There are no stars to-night
But those of memory.
Yet how much room for memory there is
In the loose girdle of soft rain.
There is even room enough
For the letters of my mother’s mother,
That have been pressed so long
Into a corner of the roof
That they are brown and soft,
And liable to melt as snow.
Over the greatness of such space
Steps must be gentle.
It is all hung by an invisible white hair.
It trembles as birch limbs webbing the air.
And I ask myself:
‘Are your fingers long enough to play
Old keys that are but echoes:
Is the silence strong enough
To carry back the music to its source
And back to you again
As though to her?’
Yet I would lead my grandmother by the hand
Through much of what she would not understand;
And so I stumble. And the rain continues on the roof
With such a sound of gently pitying laughter.
Hart Crane is a poet I started reading very recently — only about a week ago. He was an American poet and what I have read so far of his work has completely startled me in a way I find so exciting because his work is new (to me), and I can’t wait to read and discover more.
The opening, “There are no stars tonight/But those of memory” really drew me in to this poem. It is such an evocative phrase, with the idea that there is nothing to guide him but memories… that there is no destiny to be followed save one that leads backwards, into memory. This is what I imagine old age to feel like.
Another thing I would like to point out in this poem is how the poet refers to his grandmother, in the second stanza, as “my mother’s mother,/ Elizabeth”. I think this is very significant, and touching. The poet recognises the family tie to this woman, but he does not call her ‘grandmother’ — he calls her “Elizabeth”. I love the way he gives “Elizabeth” a line to herself. By employing his grandmother’s first name, I get the impression that the speaker is allowing this lady to remain her own entity — Elizabeth — not simply ‘grandmother’, as he had presumably known her.
I love the description of the love letters being, “pressed so long/ Into a corner of the roof/ That they are brown and soft/ And liable to melt as snow”. There is something so American about the way that phrase sounds (to me); it is so deft and uniquely-angled in its beauty. It is like each word is weighed so carefully and spoken so slowly…
I also love the image in the final stanza of the poet leading his grandmother by the hand through “much of what she would not understand” — and so he stumbles.

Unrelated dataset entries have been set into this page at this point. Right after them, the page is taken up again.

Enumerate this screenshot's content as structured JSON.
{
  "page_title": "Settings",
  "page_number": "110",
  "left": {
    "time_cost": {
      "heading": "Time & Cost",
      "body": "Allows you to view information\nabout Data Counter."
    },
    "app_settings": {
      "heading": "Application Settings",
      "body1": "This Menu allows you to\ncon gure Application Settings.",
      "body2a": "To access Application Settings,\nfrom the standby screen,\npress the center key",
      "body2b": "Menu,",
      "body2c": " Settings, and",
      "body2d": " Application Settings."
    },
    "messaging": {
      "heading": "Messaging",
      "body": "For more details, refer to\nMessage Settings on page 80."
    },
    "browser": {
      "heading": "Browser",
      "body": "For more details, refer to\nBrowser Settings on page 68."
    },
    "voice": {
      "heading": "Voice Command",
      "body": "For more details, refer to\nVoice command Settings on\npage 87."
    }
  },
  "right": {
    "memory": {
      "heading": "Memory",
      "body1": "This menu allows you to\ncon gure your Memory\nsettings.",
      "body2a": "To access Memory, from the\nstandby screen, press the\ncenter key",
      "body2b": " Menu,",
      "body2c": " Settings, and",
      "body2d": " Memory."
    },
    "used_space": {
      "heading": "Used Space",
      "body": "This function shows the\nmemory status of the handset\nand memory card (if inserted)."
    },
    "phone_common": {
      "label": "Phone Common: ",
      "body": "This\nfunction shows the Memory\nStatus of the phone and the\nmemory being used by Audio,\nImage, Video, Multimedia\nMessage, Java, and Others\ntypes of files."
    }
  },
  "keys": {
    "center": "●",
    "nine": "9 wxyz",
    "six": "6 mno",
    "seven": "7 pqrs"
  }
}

For me, he stumbles because she does not understand; it makes him hesitate because perhaps she has been a measure for him of what is right. Perhaps he is afraid to tread in places where she has not because she would not understand and perhaps she would not approve.
I think this is such a touching description of the pain of loving one who is frail — one who is at once so aged and yet, in some ways, innocent as a child. And the rain’s “gently pitying laughter” is for the poet (I think), rather than for his grandmother.
Reviewed by Emily Ardagh